Work order: Repeat word for word every line from the one holding "What data populates" to the end of the material below.
* * * *
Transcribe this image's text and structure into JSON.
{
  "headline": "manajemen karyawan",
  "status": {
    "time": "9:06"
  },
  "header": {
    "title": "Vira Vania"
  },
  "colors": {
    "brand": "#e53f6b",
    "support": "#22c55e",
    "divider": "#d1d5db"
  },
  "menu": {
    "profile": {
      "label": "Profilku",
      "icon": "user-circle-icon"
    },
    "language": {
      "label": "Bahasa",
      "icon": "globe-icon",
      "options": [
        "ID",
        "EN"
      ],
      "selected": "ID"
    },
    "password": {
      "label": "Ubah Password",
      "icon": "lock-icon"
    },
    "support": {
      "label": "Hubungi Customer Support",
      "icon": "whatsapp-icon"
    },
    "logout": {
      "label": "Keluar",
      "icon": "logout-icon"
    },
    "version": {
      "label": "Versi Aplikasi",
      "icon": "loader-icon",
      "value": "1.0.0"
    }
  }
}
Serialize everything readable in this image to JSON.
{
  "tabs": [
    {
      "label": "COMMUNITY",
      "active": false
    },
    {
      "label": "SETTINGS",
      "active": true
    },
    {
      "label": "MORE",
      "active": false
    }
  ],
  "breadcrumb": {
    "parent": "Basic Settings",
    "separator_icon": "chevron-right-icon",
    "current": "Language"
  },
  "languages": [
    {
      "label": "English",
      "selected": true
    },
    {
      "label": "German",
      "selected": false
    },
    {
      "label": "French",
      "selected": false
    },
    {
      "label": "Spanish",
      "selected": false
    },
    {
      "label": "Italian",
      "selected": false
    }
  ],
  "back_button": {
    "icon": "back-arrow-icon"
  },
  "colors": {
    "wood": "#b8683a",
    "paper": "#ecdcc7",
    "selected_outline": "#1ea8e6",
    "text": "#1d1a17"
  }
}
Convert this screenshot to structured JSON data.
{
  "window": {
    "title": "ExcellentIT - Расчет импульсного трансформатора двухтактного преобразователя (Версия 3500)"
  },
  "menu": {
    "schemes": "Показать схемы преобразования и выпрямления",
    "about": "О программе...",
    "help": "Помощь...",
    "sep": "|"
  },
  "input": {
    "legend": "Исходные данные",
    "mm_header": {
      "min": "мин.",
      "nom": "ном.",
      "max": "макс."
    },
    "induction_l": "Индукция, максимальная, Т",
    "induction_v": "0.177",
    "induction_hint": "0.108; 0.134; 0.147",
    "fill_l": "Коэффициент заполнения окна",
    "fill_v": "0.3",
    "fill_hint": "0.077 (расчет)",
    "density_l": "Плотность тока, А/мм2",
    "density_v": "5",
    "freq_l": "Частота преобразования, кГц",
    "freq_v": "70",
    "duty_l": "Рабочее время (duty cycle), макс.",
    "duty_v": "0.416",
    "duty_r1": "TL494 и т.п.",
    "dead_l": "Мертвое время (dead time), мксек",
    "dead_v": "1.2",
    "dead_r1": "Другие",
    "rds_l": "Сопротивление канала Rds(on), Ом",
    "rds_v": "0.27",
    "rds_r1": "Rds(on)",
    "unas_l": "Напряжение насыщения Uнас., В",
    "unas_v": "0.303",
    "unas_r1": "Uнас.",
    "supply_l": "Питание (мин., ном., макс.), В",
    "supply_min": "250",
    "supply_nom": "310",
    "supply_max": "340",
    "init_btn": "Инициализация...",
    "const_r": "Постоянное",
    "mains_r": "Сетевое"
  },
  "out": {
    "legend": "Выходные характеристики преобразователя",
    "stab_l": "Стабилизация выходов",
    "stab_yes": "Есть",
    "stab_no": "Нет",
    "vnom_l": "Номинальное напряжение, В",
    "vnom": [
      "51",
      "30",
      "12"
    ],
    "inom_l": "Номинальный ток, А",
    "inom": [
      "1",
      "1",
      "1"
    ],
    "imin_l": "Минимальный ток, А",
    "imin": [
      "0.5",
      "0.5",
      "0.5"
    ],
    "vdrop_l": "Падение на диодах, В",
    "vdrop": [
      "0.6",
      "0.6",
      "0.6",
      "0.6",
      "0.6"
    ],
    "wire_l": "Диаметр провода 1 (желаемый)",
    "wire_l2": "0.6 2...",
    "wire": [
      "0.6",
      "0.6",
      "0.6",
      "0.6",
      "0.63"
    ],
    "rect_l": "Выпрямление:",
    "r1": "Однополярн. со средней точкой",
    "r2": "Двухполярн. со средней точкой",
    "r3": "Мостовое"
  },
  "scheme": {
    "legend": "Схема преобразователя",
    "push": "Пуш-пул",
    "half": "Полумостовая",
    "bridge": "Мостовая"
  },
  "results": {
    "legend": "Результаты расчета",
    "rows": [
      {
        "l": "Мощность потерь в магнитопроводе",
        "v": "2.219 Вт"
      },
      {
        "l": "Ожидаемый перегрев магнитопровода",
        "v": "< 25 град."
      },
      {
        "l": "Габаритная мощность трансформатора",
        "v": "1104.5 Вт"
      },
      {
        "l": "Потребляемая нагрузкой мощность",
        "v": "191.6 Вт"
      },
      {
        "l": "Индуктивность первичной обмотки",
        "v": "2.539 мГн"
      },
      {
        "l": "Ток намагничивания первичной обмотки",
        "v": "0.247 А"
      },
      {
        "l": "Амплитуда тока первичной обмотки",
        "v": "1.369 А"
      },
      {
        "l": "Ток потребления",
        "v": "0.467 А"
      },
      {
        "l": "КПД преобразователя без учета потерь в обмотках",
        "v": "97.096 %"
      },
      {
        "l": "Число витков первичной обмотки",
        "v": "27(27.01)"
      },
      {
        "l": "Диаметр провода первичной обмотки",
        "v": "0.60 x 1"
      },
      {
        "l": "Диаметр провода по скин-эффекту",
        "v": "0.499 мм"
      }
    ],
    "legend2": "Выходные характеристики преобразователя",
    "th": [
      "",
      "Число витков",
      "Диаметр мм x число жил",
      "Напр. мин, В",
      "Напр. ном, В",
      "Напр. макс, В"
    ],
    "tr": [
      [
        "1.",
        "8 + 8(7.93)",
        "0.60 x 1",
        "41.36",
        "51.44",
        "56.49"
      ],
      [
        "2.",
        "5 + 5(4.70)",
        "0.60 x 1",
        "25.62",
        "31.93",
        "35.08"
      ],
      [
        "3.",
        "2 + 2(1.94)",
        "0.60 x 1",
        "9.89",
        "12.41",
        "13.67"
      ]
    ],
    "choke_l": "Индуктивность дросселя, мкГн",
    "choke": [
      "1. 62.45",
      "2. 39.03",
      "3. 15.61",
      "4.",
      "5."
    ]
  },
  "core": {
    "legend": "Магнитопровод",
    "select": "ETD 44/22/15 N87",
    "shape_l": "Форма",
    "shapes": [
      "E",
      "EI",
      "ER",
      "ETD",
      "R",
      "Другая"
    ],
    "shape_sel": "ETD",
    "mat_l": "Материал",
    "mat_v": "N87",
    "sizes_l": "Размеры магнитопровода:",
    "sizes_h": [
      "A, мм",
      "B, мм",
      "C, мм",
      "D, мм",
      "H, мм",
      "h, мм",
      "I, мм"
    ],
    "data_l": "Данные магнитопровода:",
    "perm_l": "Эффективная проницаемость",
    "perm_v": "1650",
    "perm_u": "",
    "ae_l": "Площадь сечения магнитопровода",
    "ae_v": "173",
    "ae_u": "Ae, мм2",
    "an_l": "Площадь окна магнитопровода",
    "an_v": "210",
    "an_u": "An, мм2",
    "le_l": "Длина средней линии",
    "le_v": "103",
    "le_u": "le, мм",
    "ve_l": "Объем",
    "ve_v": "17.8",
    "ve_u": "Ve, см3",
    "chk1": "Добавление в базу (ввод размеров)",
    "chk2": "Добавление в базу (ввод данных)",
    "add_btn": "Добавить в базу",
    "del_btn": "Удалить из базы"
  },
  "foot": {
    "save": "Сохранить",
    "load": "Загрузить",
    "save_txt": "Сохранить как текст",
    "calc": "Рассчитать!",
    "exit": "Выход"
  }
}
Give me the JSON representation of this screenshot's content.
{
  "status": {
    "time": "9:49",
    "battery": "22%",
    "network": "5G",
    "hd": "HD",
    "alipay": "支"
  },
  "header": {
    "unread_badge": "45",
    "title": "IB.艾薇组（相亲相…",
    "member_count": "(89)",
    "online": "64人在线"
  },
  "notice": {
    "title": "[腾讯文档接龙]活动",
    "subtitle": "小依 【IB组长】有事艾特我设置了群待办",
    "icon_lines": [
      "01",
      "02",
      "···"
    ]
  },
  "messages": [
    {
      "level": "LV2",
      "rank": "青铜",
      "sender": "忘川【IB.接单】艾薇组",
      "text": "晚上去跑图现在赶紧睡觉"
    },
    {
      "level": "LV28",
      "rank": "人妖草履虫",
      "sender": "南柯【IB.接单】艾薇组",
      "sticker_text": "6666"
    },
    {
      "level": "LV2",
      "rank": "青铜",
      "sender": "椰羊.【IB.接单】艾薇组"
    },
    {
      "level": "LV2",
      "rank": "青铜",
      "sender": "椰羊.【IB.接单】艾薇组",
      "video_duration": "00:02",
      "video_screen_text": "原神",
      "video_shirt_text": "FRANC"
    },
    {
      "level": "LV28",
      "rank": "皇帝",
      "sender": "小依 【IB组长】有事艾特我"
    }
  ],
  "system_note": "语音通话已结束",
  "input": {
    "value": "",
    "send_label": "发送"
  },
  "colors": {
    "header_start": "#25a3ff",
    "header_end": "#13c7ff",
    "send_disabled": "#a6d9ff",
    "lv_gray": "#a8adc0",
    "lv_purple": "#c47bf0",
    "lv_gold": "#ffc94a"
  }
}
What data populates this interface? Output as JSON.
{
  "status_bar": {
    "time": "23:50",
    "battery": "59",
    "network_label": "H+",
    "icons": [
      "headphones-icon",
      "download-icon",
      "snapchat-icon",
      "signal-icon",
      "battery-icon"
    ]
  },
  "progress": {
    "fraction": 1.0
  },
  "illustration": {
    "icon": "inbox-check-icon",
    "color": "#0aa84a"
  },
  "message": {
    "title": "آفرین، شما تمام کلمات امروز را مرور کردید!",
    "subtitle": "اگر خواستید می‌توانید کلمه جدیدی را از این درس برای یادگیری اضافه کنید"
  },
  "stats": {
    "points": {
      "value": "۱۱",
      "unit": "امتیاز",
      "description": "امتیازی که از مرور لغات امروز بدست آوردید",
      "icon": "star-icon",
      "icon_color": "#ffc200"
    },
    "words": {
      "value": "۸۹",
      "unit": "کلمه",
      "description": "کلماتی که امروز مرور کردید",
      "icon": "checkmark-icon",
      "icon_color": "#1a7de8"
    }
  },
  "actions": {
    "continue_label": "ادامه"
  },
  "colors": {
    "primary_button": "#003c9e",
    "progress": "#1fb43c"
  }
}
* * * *
Response below:
What data populates this interface? Output as JSON.
{
  "status_bar": {
    "time": "23:50",
    "battery": "59",
    "network_label": "H+",
    "icons": [
      "headphones-icon",
      "download-icon",
      "snapchat-icon",
      "signal-icon",
      "battery-icon"
    ]
  },
  "progress": {
    "fraction": 1.0
  },
  "illustration": {
    "icon": "inbox-check-icon",
    "color": "#0aa84a"
  },
  "message": {
    "title": "آفرین، شما تمام کلمات امروز را مرور کردید!",
    "subtitle": "اگر خواستید می‌توانید کلمه جدیدی را از این درس برای یادگیری اضافه کنید"
  },
  "stats": {
    "points": {
      "value": "۱۱",
      "unit": "امتیاز",
      "description": "امتیازی که از مرور لغات امروز بدست آوردید",
      "icon": "star-icon",
      "icon_color": "#ffc200"
    },
    "words": {
      "value": "۸۹",
      "unit": "کلمه",
      "description": "کلماتی که امروز مرور کردید",
      "icon": "checkmark-icon",
      "icon_color": "#1a7de8"
    }
  },
  "actions": {
    "continue_label": "ادامه"
  },
  "colors": {
    "primary_button": "#003c9e",
    "progress": "#1fb43c"
  }
}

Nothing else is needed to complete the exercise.